Assigned task
Set down the complete data exactly as it appears below.

Entries from a dataset of interfaces

━━━━━━━━━━

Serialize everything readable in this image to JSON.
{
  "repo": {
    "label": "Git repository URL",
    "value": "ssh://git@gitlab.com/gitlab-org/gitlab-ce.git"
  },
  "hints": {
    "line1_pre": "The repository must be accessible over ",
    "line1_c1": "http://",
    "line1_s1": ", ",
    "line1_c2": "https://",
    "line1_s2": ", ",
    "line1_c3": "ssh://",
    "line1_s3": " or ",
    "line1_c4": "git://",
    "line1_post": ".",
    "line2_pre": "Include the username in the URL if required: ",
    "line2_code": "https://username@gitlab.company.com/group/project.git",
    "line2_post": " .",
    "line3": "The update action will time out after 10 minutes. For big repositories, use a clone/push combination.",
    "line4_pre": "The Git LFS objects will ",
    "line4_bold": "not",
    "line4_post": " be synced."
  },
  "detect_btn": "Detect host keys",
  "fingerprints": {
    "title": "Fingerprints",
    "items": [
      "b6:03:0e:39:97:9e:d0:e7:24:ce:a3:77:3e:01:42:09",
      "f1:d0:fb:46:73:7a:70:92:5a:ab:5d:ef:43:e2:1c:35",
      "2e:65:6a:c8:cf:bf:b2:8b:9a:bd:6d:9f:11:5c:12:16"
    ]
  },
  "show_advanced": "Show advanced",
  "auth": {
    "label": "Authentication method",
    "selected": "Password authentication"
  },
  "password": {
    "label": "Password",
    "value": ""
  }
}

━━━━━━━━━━

Written solution
Serialize everything readable in this image to JSON.
{
  "repo": {
    "label": "Git repository URL",
    "value": "ssh://git@gitlab.com/gitlab-org/gitlab-ce.git"
  },
  "hints": {
    "line1_pre": "The repository must be accessible over ",
    "line1_c1": "http://",
    "line1_s1": ", ",
    "line1_c2": "https://",
    "line1_s2": ", ",
    "line1_c3": "ssh://",
    "line1_s3": " or ",
    "line1_c4": "git://",
    "line1_post": ".",
    "line2_pre": "Include the username in the URL if required: ",
    "line2_code": "https://username@gitlab.company.com/group/project.git",
    "line2_post": " .",
    "line3": "The update action will time out after 10 minutes. For big repositories, use a clone/push combination.",
    "line4_pre": "The Git LFS objects will ",
    "line4_bold": "not",
    "line4_post": " be synced."
  },
  "detect_btn": "Detect host keys",
  "fingerprints": {
    "title": "Fingerprints",
    "items": [
      "b6:03:0e:39:97:9e:d0:e7:24:ce:a3:77:3e:01:42:09",
      "f1:d0:fb:46:73:7a:70:92:5a:ab:5d:ef:43:e2:1c:35",
      "2e:65:6a:c8:cf:bf:b2:8b:9a:bd:6d:9f:11:5c:12:16"
    ]
  },
  "show_advanced": "Show advanced",
  "auth": {
    "label": "Authentication method",
    "selected": "Password authentication"
  },
  "password": {
    "label": "Password",
    "value": ""
  }
}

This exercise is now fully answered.